More than 250 tech companies and digital rights organizations on Wednesday sent a joint letter to Congress, blasting the corporate-backed trade deal they say "actively silences the voices of Internet users, start-ups, and small tech companies...while undermining the health of the entire Web."
The letter (embedded below)—whose signatories include AVG Technologies, DreamHost, Namecheap, Mediafire, Imgur, Internet Archive, BoingBoing, Piwik, Private Internet Access, and more than 200 others—calls on Congress to come out against Fast Track, or Trade Promotion Authority, which they say "legitimizes" the secret process under which mammoth trade pacts are negotiated.
"TPP is a huge threat to the Internet and its users. Full stop."
—Maira Sutton, Electronic Frontier Foundation

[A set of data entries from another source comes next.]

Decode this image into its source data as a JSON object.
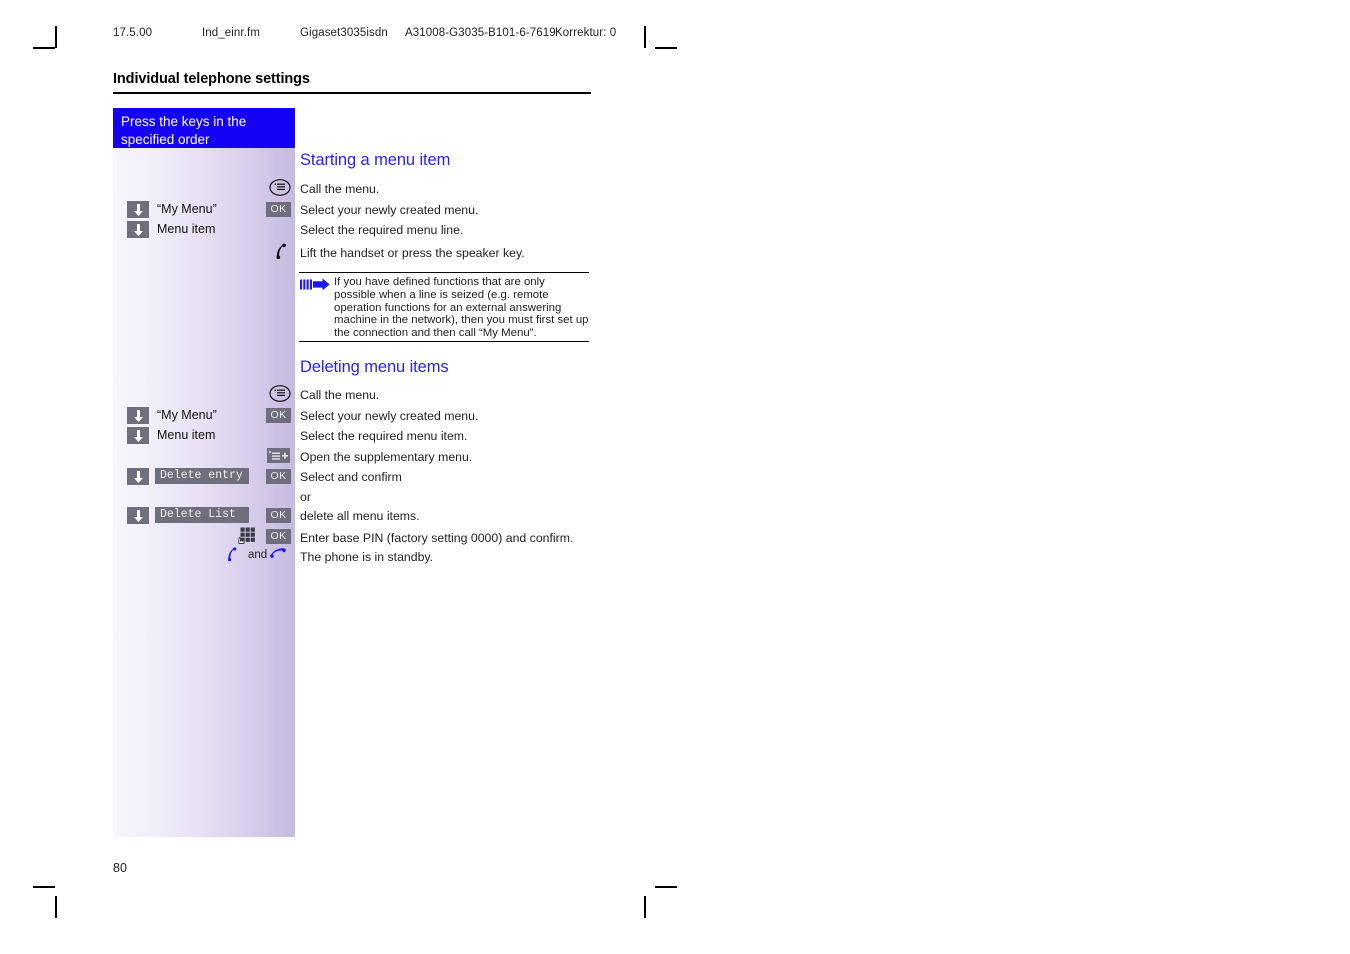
{
  "print_header": {
    "date": "17.5.00",
    "filename": "Ind_einr.fm",
    "product": "Gigaset3035isdn",
    "doc_code": "A31008-G3035-B101-6-7619",
    "correction": "Korrektur: 0"
  },
  "chapter_title": "Individual telephone settings",
  "left_column": {
    "header_line1": "Press the keys in the",
    "header_line2": "specified order",
    "keys": [
      {
        "icon": "down-arrow-key-icon",
        "label": "“My Menu”",
        "style": "plain"
      },
      {
        "icon": "down-arrow-key-icon",
        "label": "Menu item",
        "style": "plain"
      },
      {
        "icon": "down-arrow-key-icon",
        "label": "Delete entry",
        "style": "display"
      },
      {
        "icon": "down-arrow-key-icon",
        "label": "Delete List",
        "style": "display"
      }
    ],
    "ok_label": "OK"
  },
  "sections": [
    {
      "heading": "Starting a menu item",
      "steps": [
        {
          "icon": "menu-key-icon",
          "text": "Call the menu."
        },
        {
          "icon": "ok-key-icon",
          "text": "Select your newly created menu."
        },
        {
          "icon": "none",
          "text": "Select the required menu line."
        },
        {
          "icon": "handset-lift-icon",
          "text": "Lift the handset or press the speaker key."
        }
      ]
    },
    {
      "heading": "Deleting menu items",
      "steps": [
        {
          "icon": "menu-key-icon",
          "text": "Call the menu."
        },
        {
          "icon": "ok-key-icon",
          "text": "Select your newly created menu."
        },
        {
          "icon": "none",
          "text": "Select the required menu item."
        },
        {
          "icon": "supplementary-menu-icon",
          "text": "Open the supplementary menu."
        },
        {
          "icon": "ok-key-icon",
          "text": "Select and confirm"
        },
        {
          "icon": "none",
          "text": "or"
        },
        {
          "icon": "ok-key-icon",
          "text": "delete all menu items."
        },
        {
          "icon": "keypad-icon",
          "text": "Enter base PIN (factory setting 0000) and confirm."
        },
        {
          "icon": "handset-lift-hangup-icon",
          "text": "The phone is in standby."
        }
      ]
    }
  ],
  "note": {
    "icon": "note-arrow-icon",
    "text": "If you have defined functions that are only possible when a line is seized (e.g. remote operation functions for an external answering machine in the network), then you must first set up the connection and then call “My Menu”."
  },
  "and_label": "and",
  "page_number": "80",
  "colors": {
    "heading_blue": "#2b22f0",
    "header_box_blue": "#1300f5",
    "key_gray": "#6e6e7c",
    "note_arrow_blue": "#1a1af0",
    "handset_blue": "#1a1ae6"
  }
}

"The Fast Track...process actively silences the voices of Internet users, start-ups, and small tech companies while giving the biggest players even more power to set policy that benefits a few select companies while undermining the health of the entire Web," said Evan Greer, campaign director of the digital rights group Fight for the Future.

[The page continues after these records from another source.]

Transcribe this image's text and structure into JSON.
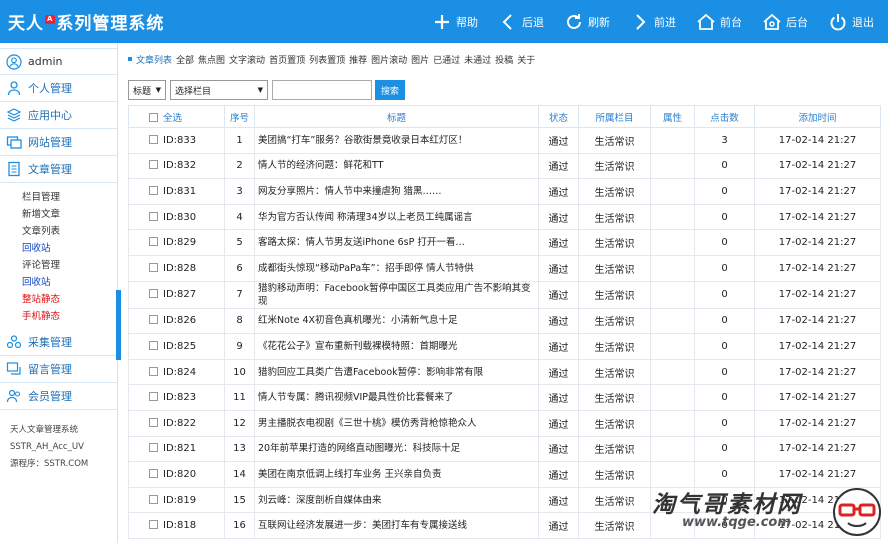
{
  "header": {
    "title": "天人系列管理系统",
    "badge": "A",
    "nav": [
      {
        "label": "帮助",
        "icon": "plus-icon"
      },
      {
        "label": "后退",
        "icon": "chevron-left-icon"
      },
      {
        "label": "刷新",
        "icon": "refresh-icon"
      },
      {
        "label": "前进",
        "icon": "chevron-right-icon"
      },
      {
        "label": "前台",
        "icon": "home-icon"
      },
      {
        "label": "后台",
        "icon": "admin-home-icon"
      },
      {
        "label": "退出",
        "icon": "power-icon"
      }
    ]
  },
  "sidebar": {
    "user": "admin",
    "groups": [
      {
        "label": "个人管理",
        "icon": "person-icon"
      },
      {
        "label": "应用中心",
        "icon": "layers-icon"
      },
      {
        "label": "网站管理",
        "icon": "windows-icon"
      },
      {
        "label": "文章管理",
        "icon": "document-icon"
      }
    ],
    "article_items": [
      {
        "label": "栏目管理",
        "color": "normal"
      },
      {
        "label": "新增文章",
        "color": "normal"
      },
      {
        "label": "文章列表",
        "color": "normal"
      },
      {
        "label": "回收站",
        "color": "blue"
      },
      {
        "label": "评论管理",
        "color": "normal"
      },
      {
        "label": "回收站",
        "color": "blue"
      },
      {
        "label": "整站静态",
        "color": "red"
      },
      {
        "label": "手机静态",
        "color": "red"
      }
    ],
    "groups2": [
      {
        "label": "采集管理",
        "icon": "collect-icon"
      },
      {
        "label": "留言管理",
        "icon": "message-icon"
      },
      {
        "label": "会员管理",
        "icon": "members-icon"
      }
    ],
    "footer": [
      "天人文章管理系统",
      "SSTR_AH_Acc_UV",
      "源程序：SSTR.COM"
    ]
  },
  "crumb": [
    "文章列表",
    "全部",
    "焦点图",
    "文字滚动",
    "首页置顶",
    "列表置顶",
    "推荐",
    "图片滚动",
    "图片",
    "已通过",
    "未通过",
    "投稿",
    "关于"
  ],
  "filters": {
    "field": "标题",
    "column": "选择栏目",
    "search_label": "搜索"
  },
  "table": {
    "headers": [
      "全选",
      "序号",
      "标题",
      "状态",
      "所属栏目",
      "属性",
      "点击数",
      "添加时间"
    ],
    "rows": [
      {
        "id": "ID:833",
        "no": "1",
        "title": "美团搞“打车”服务？谷歌街景竟收录日本红灯区！",
        "status": "通过",
        "column": "生活常识",
        "attr": "",
        "clicks": "3",
        "time": "17-02-14 21:27"
      },
      {
        "id": "ID:832",
        "no": "2",
        "title": "情人节的经济问题：鲜花和TT",
        "status": "通过",
        "column": "生活常识",
        "attr": "",
        "clicks": "0",
        "time": "17-02-14 21:27"
      },
      {
        "id": "ID:831",
        "no": "3",
        "title": "网友分享照片：情人节中来撞虐狗 猎黑……",
        "status": "通过",
        "column": "生活常识",
        "attr": "",
        "clicks": "0",
        "time": "17-02-14 21:27"
      },
      {
        "id": "ID:830",
        "no": "4",
        "title": "华为官方否认传闻 称清理34岁以上老员工纯属谣言",
        "status": "通过",
        "column": "生活常识",
        "attr": "",
        "clicks": "0",
        "time": "17-02-14 21:27"
      },
      {
        "id": "ID:829",
        "no": "5",
        "title": "客路太探：情人节男友送iPhone 6sP 打开一看…",
        "status": "通过",
        "column": "生活常识",
        "attr": "",
        "clicks": "0",
        "time": "17-02-14 21:27"
      },
      {
        "id": "ID:828",
        "no": "6",
        "title": "成都街头惊现“移动PaPa车”：招手即停 情人节特供",
        "status": "通过",
        "column": "生活常识",
        "attr": "",
        "clicks": "0",
        "time": "17-02-14 21:27"
      },
      {
        "id": "ID:827",
        "no": "7",
        "title": "猎豹移动声明：Facebook暂停中国区工具类应用广告不影响其变现",
        "status": "通过",
        "column": "生活常识",
        "attr": "",
        "clicks": "0",
        "time": "17-02-14 21:27"
      },
      {
        "id": "ID:826",
        "no": "8",
        "title": "红米Note 4X初音色真机曝光：小清新气息十足",
        "status": "通过",
        "column": "生活常识",
        "attr": "",
        "clicks": "0",
        "time": "17-02-14 21:27"
      },
      {
        "id": "ID:825",
        "no": "9",
        "title": "《花花公子》宣布重新刊载裸模特照：首期曝光",
        "status": "通过",
        "column": "生活常识",
        "attr": "",
        "clicks": "0",
        "time": "17-02-14 21:27"
      },
      {
        "id": "ID:824",
        "no": "10",
        "title": "猎豹回应工具类广告遭Facebook暂停：影响非常有限",
        "status": "通过",
        "column": "生活常识",
        "attr": "",
        "clicks": "0",
        "time": "17-02-14 21:27"
      },
      {
        "id": "ID:823",
        "no": "11",
        "title": "情人节专属：腾讯视频VIP最具性价比套餐来了",
        "status": "通过",
        "column": "生活常识",
        "attr": "",
        "clicks": "0",
        "time": "17-02-14 21:27"
      },
      {
        "id": "ID:822",
        "no": "12",
        "title": "男主播脱衣电视剧《三世十桃》模仿秀背枪惊艳众人",
        "status": "通过",
        "column": "生活常识",
        "attr": "",
        "clicks": "0",
        "time": "17-02-14 21:27"
      },
      {
        "id": "ID:821",
        "no": "13",
        "title": "20年前苹果打造的网络直动图曝光：科技际十足",
        "status": "通过",
        "column": "生活常识",
        "attr": "",
        "clicks": "0",
        "time": "17-02-14 21:27"
      },
      {
        "id": "ID:820",
        "no": "14",
        "title": "美团在南京低调上线打车业务 王兴亲自负责",
        "status": "通过",
        "column": "生活常识",
        "attr": "",
        "clicks": "0",
        "time": "17-02-14 21:27"
      },
      {
        "id": "ID:819",
        "no": "15",
        "title": "刘云峰：深度剖析自媒体由来",
        "status": "通过",
        "column": "生活常识",
        "attr": "",
        "clicks": "0",
        "time": "17-02-14 21:27"
      },
      {
        "id": "ID:818",
        "no": "16",
        "title": "互联网让经济发展进一步：美团打车有专属接送线",
        "status": "通过",
        "column": "生活常识",
        "attr": "",
        "clicks": "0",
        "time": "17-02-14 21:27"
      }
    ]
  },
  "watermark": {
    "name": "淘气哥素材网",
    "url": "www.tqge.com"
  },
  "colors": {
    "brand": "#1a8fe3",
    "link": "#1c6fb8",
    "red": "#e01010"
  }
}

In particular, the letter expresses concerns about how the controversial Trans-Pacific Partnership—which it notes goes "far beyond the scope of traditional trade policy"—would impact everything from net neutrality to online freedom of expression to digital innovation.
"We simply cannot allow our policymakers to use secret trade negotiations to make digital policy for the 21st century," said Maira Sutton, global policy analyst at the Electronic Frontier Foundation. "The TPP is a huge threat to the Internet and its users. Full stop."
Leaked portions of the TPP agreement and the current Fast Track bill indicate "that no one is even considering the impact on the digital economy and digital rights," added Mike Masnick, founder of the Copia Institute, a new 'digital-native' think tank.
For example, the letter reads: "The TPP Investment Chapter contains text that would enable corporations to sue nations over democratic rules that allegedly harm expected profits. Companies can use this process to undermine U.S. rules like fair use, net neutrality, and others designed to protect the free, open Internet and users' rights to free expression online."
"If TPP's backers truly believed that they were doing the people's work, they'd have invited the people into the room."
—Cory Doctorow, BoingBoingDavid Heinemeier Hansson, partner at Basecamp and creator of the popular Ruby on Rails web development framework: “TPP makes a mockery of democratic legislative ideals. It's shrouded in secrecy exactly because it would wither in sunlight. It's a terrible piece of overreach to endow a few special interests with enormous and unsavory power. The whole thing needs to be scrapped and started over. International trade is too important to have it hitched to this collection of wishful thinking by a select few.
That such provisions have been crafted with minimal transparency should serve as a warning, said author and journalist Cory Doctorow, who declared: "Democracies make their laws in public, not in smoke-filled rooms. If TPP's backers truly believed that they were doing the people's work, they'd have invited the people into the room. The fact that they went to extreme, unprecedented measures to stop anyone from finding out what was going on—even going so far as to threaten Congress with jail if they spoke about it—tells you that this is something being done to Americans, not for Americans."
The full letter is embedded below: